Claiborne is also willing to sign a memorandum of understanding with the neighborhoods stipulating that it won’t develop six acres of the site it would be acquiring from Blue Ocean, Niazy added.
John Marc Tolson Architecture of Bedford, Texas, is the architect.
Claiborne representatives did not respond to requests for information. According to its website, Claiborne is a family-owned company that offers a “luxury retirement lifestyle.” Its website lists 11 developments in four states: Georgia, Louisiana, South Carolina and Mississippi.
Contested in Court

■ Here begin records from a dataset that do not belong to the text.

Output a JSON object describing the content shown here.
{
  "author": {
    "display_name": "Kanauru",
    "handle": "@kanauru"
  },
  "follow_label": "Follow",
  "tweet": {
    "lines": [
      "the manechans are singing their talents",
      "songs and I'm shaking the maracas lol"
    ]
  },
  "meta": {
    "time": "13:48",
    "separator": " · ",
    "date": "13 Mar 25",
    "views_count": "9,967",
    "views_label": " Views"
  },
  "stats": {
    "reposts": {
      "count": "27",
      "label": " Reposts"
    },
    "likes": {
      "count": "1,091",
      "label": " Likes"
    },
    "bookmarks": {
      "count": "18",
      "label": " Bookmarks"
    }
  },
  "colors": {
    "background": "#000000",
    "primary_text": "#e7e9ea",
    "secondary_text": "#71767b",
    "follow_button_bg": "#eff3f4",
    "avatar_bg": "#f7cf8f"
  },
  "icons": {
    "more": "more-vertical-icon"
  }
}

In challenging Blue Ocean’s Overlook project, community residents argued that the land is governed by zoning restrictions that permit buildings to rise no more than 35 feet, and that Baltimore’s Planning Commission and City Council acted improperly in approving plans for a building that would rise 89 feet.
Three different parties filed suit to have the approval vacated, and the case is currently before Maryland’s Court of Special Appeals.

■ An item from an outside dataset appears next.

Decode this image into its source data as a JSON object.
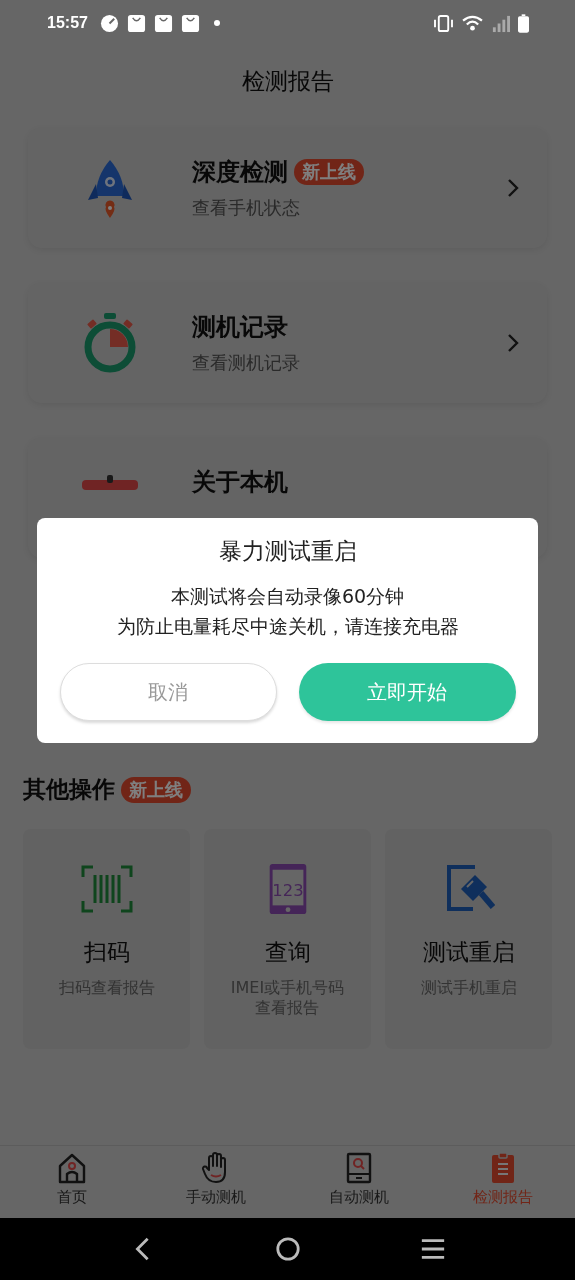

It’s one of several recent challenges to decisions made by the city’s Planning Commission under former mayors Catherine Pugh and Bernard C. “Jack” Young, with other challenges coming from residents of Woodberry and Mount Vernon.
Based in Baltimore County, Blue Ocean controls 3,000 multifamily units and more than three million square feet of office and retail space.
Founder and CEO Ehrenfeld has been a prolific giver to local politicians. He’s used various LLCs controlled by Blue Ocean to funnel more than $10,000 to Baltimore County Executive Johnny Olszewski Jr., $3,000 to Baltimore County Councilman Israel “Izzy” Patoka, and $1,000 each to Governor Larry Hogan and then City Councilman Nick Mosby.
He and his companies have held fundraisers for Northwest Councilman Isaac “Yitzy” Schleifer and 41st District Delegate Dalya Attar as well as contributed to Baltimore’s last four mayors, including $1,000 to Brandon Scott after he won the Democratic Party mayoral primary.
An attorney for Blue Ocean did not respond to a request for information about the pending sale.
Niazy said Claiborne has a 30-day “due diligence” period to study the site, meet with area residents and decide whether to proceed with its project.
• Mark Reutter contributed to this article.